Elsewhere countries are building floating cities to keep their citizens from drowning, KSA’s vision is more about being grandoise.
As the world sees something of a Noah’s Flood in its future as sea levels continue to rise between 2mm and 8mm a year some countries, such as the Maldives, are already building floating cities in the ocean. And so it shouldn’t come as any surprise that Saudi Arabia, home of the $500 Billion Neom megaproject nicknamed “The Line,” a 170km long linear city, has revealed plans to build its own floating city the Oxagon port and logistics hub, which would be the “world’s largest floating structure,” as part of the Neom development.
Set to be one of 10 regions within the Neom development in the northeast of Saudi Arabia, Oxagon will become a port city on the Red Sea, designed to take advantage of shipping travelling through the Suez Canal.

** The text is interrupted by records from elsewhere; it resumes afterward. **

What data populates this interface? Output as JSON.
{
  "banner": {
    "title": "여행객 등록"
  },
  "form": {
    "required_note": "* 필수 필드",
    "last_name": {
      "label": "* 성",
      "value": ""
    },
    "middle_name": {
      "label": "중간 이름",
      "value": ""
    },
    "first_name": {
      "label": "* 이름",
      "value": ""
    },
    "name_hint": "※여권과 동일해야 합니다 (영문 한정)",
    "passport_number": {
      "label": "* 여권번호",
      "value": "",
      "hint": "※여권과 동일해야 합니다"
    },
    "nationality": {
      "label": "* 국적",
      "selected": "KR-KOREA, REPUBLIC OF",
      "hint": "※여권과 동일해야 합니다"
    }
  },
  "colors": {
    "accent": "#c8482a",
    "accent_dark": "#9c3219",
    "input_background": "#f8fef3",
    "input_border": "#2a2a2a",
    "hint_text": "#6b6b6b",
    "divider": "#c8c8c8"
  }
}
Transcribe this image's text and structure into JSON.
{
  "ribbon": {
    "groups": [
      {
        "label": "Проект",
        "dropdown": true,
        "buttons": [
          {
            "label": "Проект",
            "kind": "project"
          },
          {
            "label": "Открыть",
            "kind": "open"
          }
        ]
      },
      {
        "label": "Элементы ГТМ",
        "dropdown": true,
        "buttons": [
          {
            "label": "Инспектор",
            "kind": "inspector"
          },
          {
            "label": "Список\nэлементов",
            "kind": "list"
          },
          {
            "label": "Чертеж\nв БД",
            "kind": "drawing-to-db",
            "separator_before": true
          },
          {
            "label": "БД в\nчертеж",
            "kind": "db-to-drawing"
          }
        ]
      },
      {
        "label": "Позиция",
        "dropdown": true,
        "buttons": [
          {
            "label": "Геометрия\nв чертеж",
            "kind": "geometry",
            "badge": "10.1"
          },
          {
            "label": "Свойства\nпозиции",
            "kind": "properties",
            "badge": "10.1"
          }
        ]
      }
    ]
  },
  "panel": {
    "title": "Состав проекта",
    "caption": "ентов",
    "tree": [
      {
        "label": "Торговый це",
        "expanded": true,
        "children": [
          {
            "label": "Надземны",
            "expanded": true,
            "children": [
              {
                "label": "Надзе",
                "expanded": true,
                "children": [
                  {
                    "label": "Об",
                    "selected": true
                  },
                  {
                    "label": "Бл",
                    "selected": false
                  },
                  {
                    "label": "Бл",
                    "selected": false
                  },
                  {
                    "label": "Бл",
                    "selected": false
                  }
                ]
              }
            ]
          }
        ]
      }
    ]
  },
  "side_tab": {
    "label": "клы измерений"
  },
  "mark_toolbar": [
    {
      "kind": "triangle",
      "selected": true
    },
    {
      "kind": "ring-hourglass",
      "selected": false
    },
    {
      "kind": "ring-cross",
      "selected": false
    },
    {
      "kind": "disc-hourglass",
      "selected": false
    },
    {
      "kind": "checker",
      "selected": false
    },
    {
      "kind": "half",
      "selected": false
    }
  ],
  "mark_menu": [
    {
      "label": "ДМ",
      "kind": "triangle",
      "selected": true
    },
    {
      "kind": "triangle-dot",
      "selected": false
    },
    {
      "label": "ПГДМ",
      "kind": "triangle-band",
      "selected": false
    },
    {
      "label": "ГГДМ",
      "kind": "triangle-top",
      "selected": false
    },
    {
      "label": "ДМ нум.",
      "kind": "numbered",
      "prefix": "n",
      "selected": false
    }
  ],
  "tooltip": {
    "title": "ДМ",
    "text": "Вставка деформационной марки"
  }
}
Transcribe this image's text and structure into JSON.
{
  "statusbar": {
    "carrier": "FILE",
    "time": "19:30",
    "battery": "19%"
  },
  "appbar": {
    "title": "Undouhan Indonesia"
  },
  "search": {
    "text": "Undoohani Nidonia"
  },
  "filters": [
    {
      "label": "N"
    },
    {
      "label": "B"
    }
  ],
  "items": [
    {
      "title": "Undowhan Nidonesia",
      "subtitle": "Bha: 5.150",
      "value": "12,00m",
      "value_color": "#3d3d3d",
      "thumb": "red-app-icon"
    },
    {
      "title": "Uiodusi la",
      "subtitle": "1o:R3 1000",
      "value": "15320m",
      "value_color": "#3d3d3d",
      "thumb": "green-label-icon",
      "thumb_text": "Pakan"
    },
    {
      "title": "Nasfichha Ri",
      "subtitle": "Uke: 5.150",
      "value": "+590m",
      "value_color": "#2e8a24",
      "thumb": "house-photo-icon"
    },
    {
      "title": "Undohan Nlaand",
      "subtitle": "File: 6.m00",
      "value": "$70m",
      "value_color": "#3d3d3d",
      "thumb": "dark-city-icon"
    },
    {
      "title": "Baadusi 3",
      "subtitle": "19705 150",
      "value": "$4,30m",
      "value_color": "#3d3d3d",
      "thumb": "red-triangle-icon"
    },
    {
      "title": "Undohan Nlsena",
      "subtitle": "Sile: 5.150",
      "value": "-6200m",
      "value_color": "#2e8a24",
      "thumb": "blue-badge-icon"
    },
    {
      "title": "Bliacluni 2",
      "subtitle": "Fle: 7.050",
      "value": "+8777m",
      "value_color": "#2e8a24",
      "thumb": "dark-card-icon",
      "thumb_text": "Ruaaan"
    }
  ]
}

Learn more about the Oxagon
The city will act as a port and logistics hub for the wider Neom project – a renewable energy-powered region that forms part of Saudi Arabia’s Vision 2030 plan to diversify its economy and minimise reliance on oil. Oxagon will have a distinctive octagonal shape with part of the development on land and a large section protruding into the Red Sea.
Divided from the land by a shipping canal, the Neom developers claim that the off-shore section of the city will be the “world’s largest floating structure,” and that the floating city will be arranged around water-filled squares connected by small canals. It will also contain a cruise terminal and oceanographic research centre.
“Oxagon will be the catalyst for economic growth and diversity in Neom and the Kingdom, further meeting our ambitions under Vision 2030,” said Saudi Crown Prince Mohammed bin Salman. “Oxagon will contribute to redefining the world’s approach to industrial development in the future, protecting the environment while creating jobs and growth for Neom. It will contribute to Saudi Arabia’s regional trade and commerce and support creating a new focal point for global trade flows.”